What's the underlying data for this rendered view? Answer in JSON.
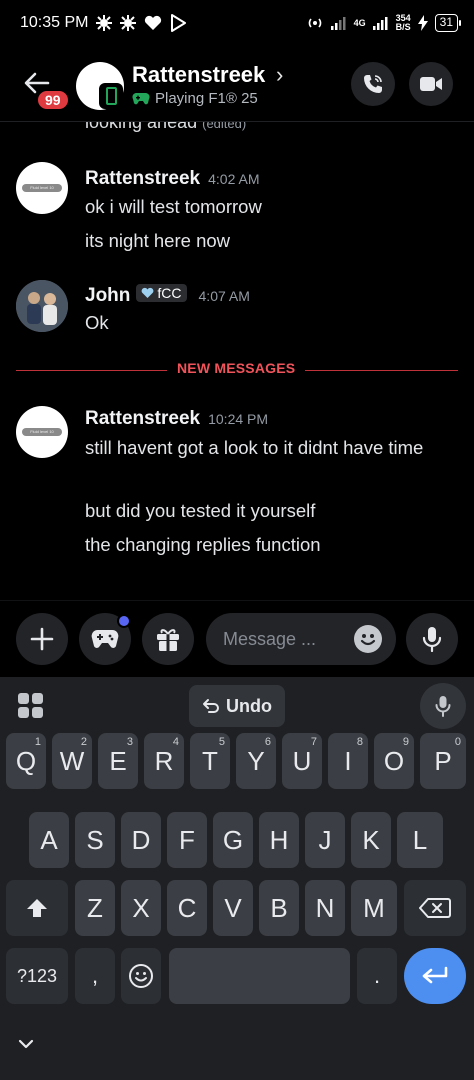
{
  "status_bar": {
    "time": "10:35 PM",
    "network_label": "4G",
    "speed_value": "354",
    "speed_unit": "B/S",
    "battery": "31"
  },
  "header": {
    "unread_count": "99",
    "name": "Rattenstreek",
    "activity": "Playing F1® 25"
  },
  "messages": {
    "previous_line": "looking ahead",
    "previous_edited": "(edited)",
    "groups": [
      {
        "author": "Rattenstreek",
        "time": "4:02 AM",
        "avatar_caption": "Fluid level 10",
        "lines": [
          "ok i will test tomorrow",
          "its night here now"
        ]
      },
      {
        "author": "John",
        "tag": "fCC",
        "time": "4:07 AM",
        "lines": [
          "Ok"
        ]
      },
      {
        "author": "Rattenstreek",
        "time": "10:24 PM",
        "avatar_caption": "Fluid level 10",
        "lines": [
          "still havent got a look to it didnt have time",
          "but did you tested it yourself",
          "the changing replies function"
        ]
      }
    ],
    "new_messages_label": "NEW MESSAGES"
  },
  "composer": {
    "placeholder": "Message ..."
  },
  "keyboard": {
    "undo_label": "Undo",
    "row1": [
      "Q",
      "W",
      "E",
      "R",
      "T",
      "Y",
      "U",
      "I",
      "O",
      "P"
    ],
    "row1_hints": [
      "1",
      "2",
      "3",
      "4",
      "5",
      "6",
      "7",
      "8",
      "9",
      "0"
    ],
    "row2": [
      "A",
      "S",
      "D",
      "F",
      "G",
      "H",
      "J",
      "K",
      "L"
    ],
    "row3": [
      "Z",
      "X",
      "C",
      "V",
      "B",
      "N",
      "M"
    ],
    "symbols_label": "?123",
    "comma": ",",
    "period": "."
  },
  "colors": {
    "accent_blue": "#5865f2",
    "new_messages_red": "#f0535a",
    "online_green": "#23a55a",
    "enter_key": "#4d8ff0"
  }
}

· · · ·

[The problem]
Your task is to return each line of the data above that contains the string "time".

[The answer]
    "time": "10:35 PM",
        "time": "4:02 AM",
        "time": "4:07 AM",
        "time": "10:24 PM",
          "still havent got a look to it didnt have time",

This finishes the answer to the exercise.